* **INFORMATION PROVIDED**:

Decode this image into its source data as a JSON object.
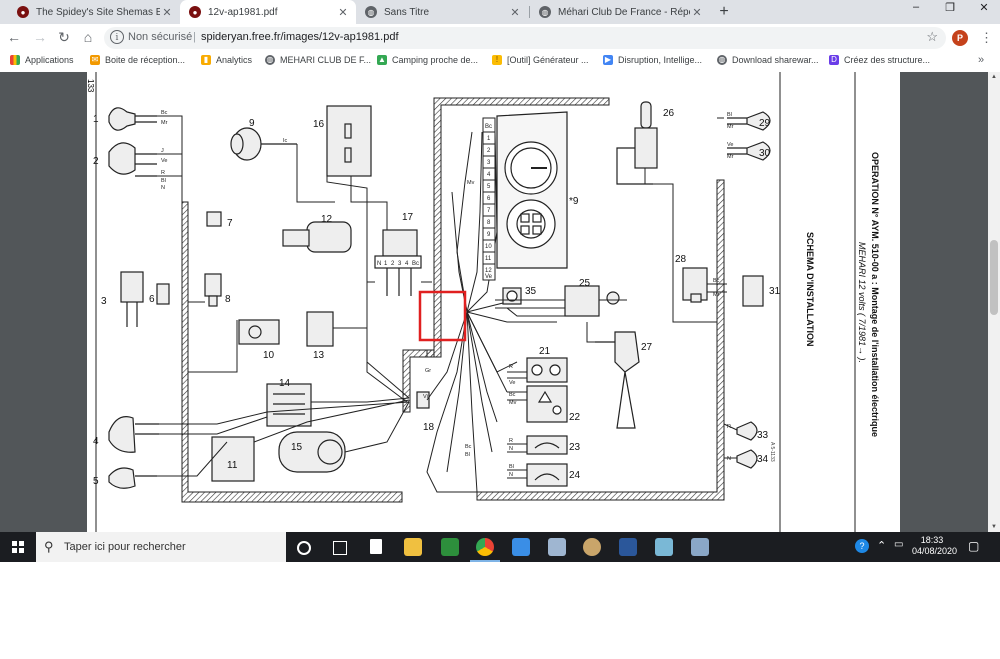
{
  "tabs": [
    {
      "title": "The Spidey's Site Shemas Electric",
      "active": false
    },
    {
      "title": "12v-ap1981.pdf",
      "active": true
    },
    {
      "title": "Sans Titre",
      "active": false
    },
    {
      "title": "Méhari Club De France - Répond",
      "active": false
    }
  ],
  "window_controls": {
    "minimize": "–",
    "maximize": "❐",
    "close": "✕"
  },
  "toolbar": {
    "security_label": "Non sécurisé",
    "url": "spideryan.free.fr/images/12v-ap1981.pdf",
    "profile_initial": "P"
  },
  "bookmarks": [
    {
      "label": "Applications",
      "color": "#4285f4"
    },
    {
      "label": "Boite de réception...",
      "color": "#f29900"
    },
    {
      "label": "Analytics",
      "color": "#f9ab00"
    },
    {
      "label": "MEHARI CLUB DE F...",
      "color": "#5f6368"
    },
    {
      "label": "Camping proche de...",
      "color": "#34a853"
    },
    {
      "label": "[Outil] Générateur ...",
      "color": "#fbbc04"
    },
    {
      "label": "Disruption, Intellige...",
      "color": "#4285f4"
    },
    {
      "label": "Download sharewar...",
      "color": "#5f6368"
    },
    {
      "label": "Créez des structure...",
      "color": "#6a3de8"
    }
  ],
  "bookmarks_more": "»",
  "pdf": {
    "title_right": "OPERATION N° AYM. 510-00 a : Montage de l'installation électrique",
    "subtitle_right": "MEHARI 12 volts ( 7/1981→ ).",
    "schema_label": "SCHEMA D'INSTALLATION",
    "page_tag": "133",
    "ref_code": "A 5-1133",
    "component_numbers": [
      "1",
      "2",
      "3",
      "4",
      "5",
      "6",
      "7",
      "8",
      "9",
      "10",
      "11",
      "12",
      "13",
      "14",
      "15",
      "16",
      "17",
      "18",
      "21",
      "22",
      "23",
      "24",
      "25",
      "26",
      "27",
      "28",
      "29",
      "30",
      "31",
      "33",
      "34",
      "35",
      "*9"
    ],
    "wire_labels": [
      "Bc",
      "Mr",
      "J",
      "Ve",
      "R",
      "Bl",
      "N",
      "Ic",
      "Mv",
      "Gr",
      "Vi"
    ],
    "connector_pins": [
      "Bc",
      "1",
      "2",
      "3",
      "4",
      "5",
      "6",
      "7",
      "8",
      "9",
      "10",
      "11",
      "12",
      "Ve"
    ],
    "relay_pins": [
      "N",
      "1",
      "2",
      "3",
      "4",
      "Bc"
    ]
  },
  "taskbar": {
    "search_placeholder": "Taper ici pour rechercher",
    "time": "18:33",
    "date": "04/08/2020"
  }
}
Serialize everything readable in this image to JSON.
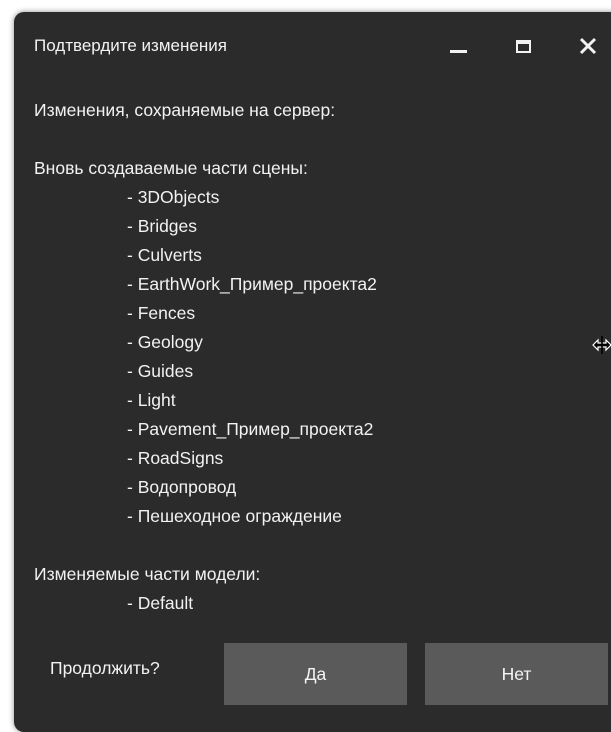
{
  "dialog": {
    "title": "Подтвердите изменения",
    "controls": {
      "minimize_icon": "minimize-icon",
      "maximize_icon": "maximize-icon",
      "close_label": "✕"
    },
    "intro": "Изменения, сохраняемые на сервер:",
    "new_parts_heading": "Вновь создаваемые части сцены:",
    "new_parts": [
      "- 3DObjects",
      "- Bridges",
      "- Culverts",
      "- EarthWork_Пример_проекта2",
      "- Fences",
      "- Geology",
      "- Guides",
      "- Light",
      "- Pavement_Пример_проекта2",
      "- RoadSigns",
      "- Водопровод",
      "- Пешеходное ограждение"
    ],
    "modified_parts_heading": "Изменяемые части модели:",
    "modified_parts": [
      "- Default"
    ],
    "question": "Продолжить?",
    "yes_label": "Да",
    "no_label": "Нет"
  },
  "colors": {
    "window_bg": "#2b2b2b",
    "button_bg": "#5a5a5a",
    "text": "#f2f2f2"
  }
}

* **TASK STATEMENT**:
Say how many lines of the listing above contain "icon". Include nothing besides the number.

* **EXPECTED OUTPUT**:
2